*** Available records Section Begins ***

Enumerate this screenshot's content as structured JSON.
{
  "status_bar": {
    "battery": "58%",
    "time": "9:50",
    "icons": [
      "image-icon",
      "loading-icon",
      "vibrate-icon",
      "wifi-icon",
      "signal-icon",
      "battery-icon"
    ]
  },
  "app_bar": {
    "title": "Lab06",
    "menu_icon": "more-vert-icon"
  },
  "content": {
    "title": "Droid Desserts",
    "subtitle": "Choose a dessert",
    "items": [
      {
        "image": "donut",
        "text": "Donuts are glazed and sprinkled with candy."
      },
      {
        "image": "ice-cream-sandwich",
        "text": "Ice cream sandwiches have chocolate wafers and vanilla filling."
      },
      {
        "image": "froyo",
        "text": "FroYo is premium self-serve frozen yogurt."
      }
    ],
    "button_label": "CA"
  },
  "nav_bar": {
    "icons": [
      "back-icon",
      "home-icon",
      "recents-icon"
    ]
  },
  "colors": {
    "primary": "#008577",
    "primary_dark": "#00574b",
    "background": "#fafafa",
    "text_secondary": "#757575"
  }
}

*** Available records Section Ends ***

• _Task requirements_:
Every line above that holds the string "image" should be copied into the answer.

• _Output of the task_:
      "image-icon",
        "image": "donut",
        "image": "ice-cream-sandwich",
        "image": "froyo",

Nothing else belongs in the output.